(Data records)
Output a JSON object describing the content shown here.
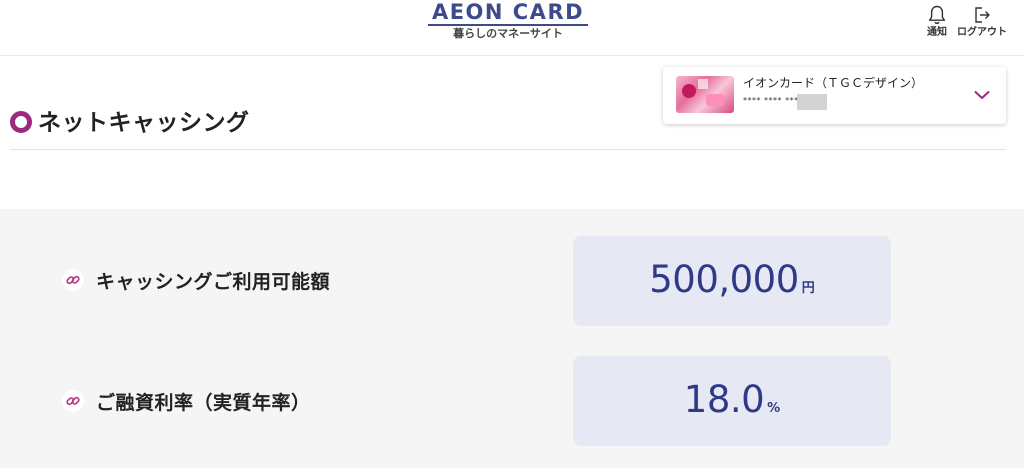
{
  "header": {
    "logo_main": "AEON CARD",
    "logo_sub": "暮らしのマネーサイト",
    "notify_label": "通知",
    "logout_label": "ログアウト"
  },
  "page": {
    "title": "ネットキャッシング"
  },
  "card_selector": {
    "card_name": "イオンカード（ＴＧＣデザイン）",
    "card_number_masked": "**** **** ****"
  },
  "info": {
    "rows": [
      {
        "label": "キャッシングご利用可能額",
        "value": "500,000",
        "unit": "円"
      },
      {
        "label": "ご融資利率（実質年率）",
        "value": "18.0",
        "unit": "%"
      }
    ]
  },
  "colors": {
    "brand_navy": "#3d4a8c",
    "accent_magenta": "#9c2a7f",
    "value_box_bg": "#e6e8f3",
    "value_text": "#2f3a86",
    "section_bg": "#f5f5f5"
  },
  "icons": {
    "notify": "bell-icon",
    "logout": "logout-icon",
    "title": "ring-icon",
    "row": "link-icon",
    "card_dropdown": "chevron-down-icon"
  }
}
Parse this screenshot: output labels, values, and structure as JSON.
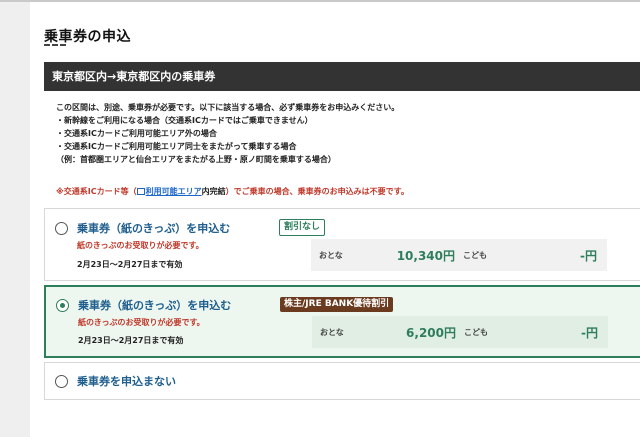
{
  "page": {
    "title": "乗車券の申込"
  },
  "section": {
    "header": "東京都区内→東京都区内の乗車券"
  },
  "notes": [
    "この区間は、別途、乗車券が必要です。以下に該当する場合、必ず乗車券をお申込みください。",
    "・新幹線をご利用になる場合（交通系ICカードではご乗車できません）",
    "・交通系ICカードご利用可能エリア外の場合",
    "・交通系ICカードご利用可能エリア同士をまたがって乗車する場合",
    "（例：首都圏エリアと仙台エリアをまたがる上野・原ノ町間を乗車する場合）"
  ],
  "ic_note": {
    "prefix": "※交通系ICカード等（",
    "link": "利用可能エリア",
    "suffix_black": "内完結",
    "suffix": "）でご乗車の場合、乗車券のお申込みは不要です。"
  },
  "options": [
    {
      "label": "乗車券（紙のきっぷ）を申込む",
      "badge": "割引なし",
      "requirement": "紙のきっぷのお受取りが必要です。",
      "validity": "2月23日～2月27日まで有効",
      "adult_label": "おとな",
      "adult_price": "10,340円",
      "child_label": "こども",
      "child_price": "-円",
      "selected": false
    },
    {
      "label": "乗車券（紙のきっぷ）を申込む",
      "badge": "株主/JRE BANK優待割引",
      "requirement": "紙のきっぷのお受取りが必要です。",
      "validity": "2月23日～2月27日まで有効",
      "adult_label": "おとな",
      "adult_price": "6,200円",
      "child_label": "こども",
      "child_price": "-円",
      "selected": true
    },
    {
      "label": "乗車券を申込まない",
      "selected": false
    }
  ],
  "colors": {
    "accent_green": "#2e7d5b",
    "link_blue": "#1f5f8f",
    "warning_red": "#c0392b",
    "header_dark": "#333333",
    "badge_brown": "#6b3b1f"
  }
}
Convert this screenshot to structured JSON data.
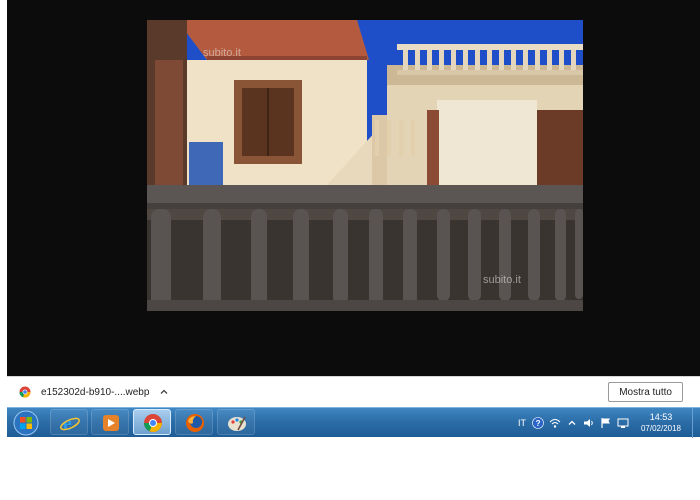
{
  "image": {
    "watermark_top": "subito.it",
    "watermark_bottom": "subito.it"
  },
  "download_bar": {
    "file_name": "e152302d-b910-....webp",
    "file_icon": "chrome-icon",
    "menu_icon": "chevron-up-icon",
    "show_all_label": "Mostra tutto"
  },
  "taskbar": {
    "start_icon": "windows-start-icon",
    "pinned": [
      {
        "name": "internet-explorer-icon",
        "active": false
      },
      {
        "name": "media-player-icon",
        "active": false
      },
      {
        "name": "chrome-icon",
        "active": true
      },
      {
        "name": "firefox-icon",
        "active": false
      },
      {
        "name": "paint-icon",
        "active": false
      }
    ],
    "tray": {
      "language": "IT",
      "icons": [
        "help-icon",
        "network-icon",
        "chevron-up-icon",
        "volume-icon",
        "flag-icon",
        "monitor-icon"
      ],
      "time": "14:53",
      "date": "07/02/2018"
    }
  },
  "colors": {
    "viewer_bg": "#0c0c0c",
    "taskbar": "#2c6ea8",
    "sky": "#1e4fc9"
  }
}
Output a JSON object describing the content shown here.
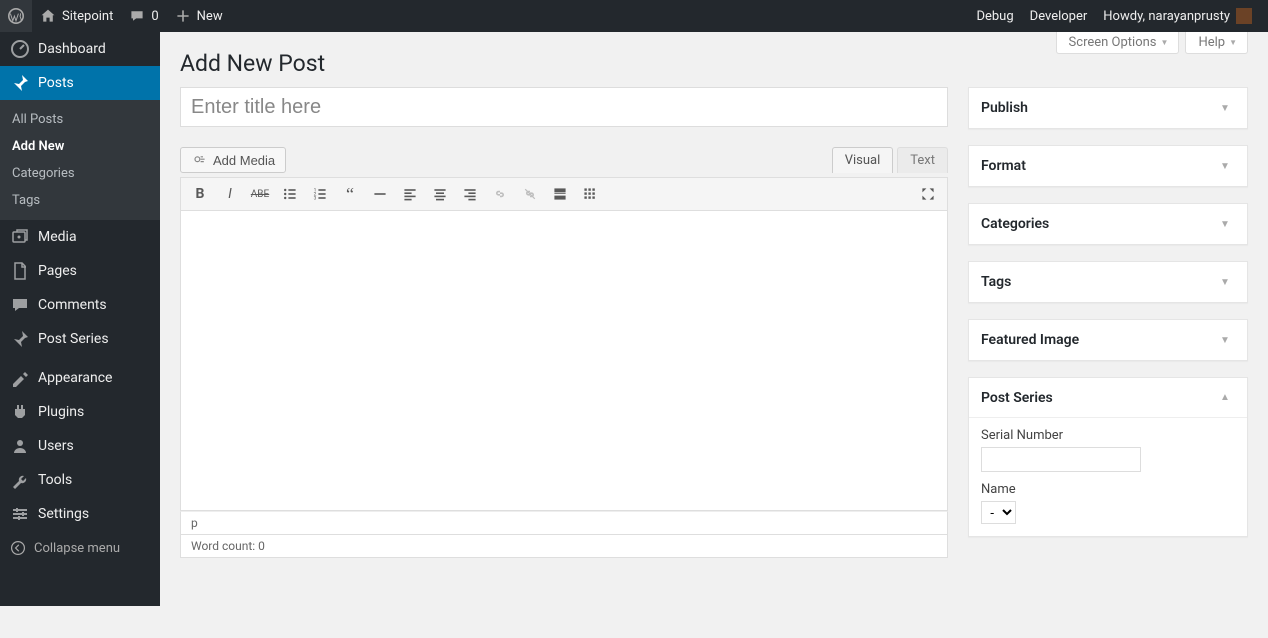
{
  "adminbar": {
    "site_name": "Sitepoint",
    "comments_count": "0",
    "new_label": "New",
    "debug_label": "Debug",
    "developer_label": "Developer",
    "howdy_label": "Howdy, narayanprusty"
  },
  "sidebar": {
    "dashboard": "Dashboard",
    "posts": "Posts",
    "posts_sub": {
      "all": "All Posts",
      "add_new": "Add New",
      "categories": "Categories",
      "tags": "Tags"
    },
    "media": "Media",
    "pages": "Pages",
    "comments": "Comments",
    "post_series": "Post Series",
    "appearance": "Appearance",
    "plugins": "Plugins",
    "users": "Users",
    "tools": "Tools",
    "settings": "Settings",
    "collapse": "Collapse menu"
  },
  "screen_meta": {
    "options": "Screen Options",
    "help": "Help"
  },
  "page": {
    "title": "Add New Post",
    "title_placeholder": "Enter title here"
  },
  "editor": {
    "add_media": "Add Media",
    "tabs": {
      "visual": "Visual",
      "text": "Text"
    },
    "path": "p",
    "word_count_label": "Word count: 0"
  },
  "metaboxes": {
    "publish": "Publish",
    "format": "Format",
    "categories": "Categories",
    "tags": "Tags",
    "featured_image": "Featured Image",
    "post_series": {
      "title": "Post Series",
      "serial_label": "Serial Number",
      "name_label": "Name",
      "name_options": [
        "-"
      ]
    }
  }
}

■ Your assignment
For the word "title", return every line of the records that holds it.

■ Solution for this problem
    "title": "ネットキャッシング"
    "title": "ring-icon",
    "title": "乗車券の申込"
    "title": "Add New Post",
    "title_placeholder": "Enter title here"
      "title": "Post Series",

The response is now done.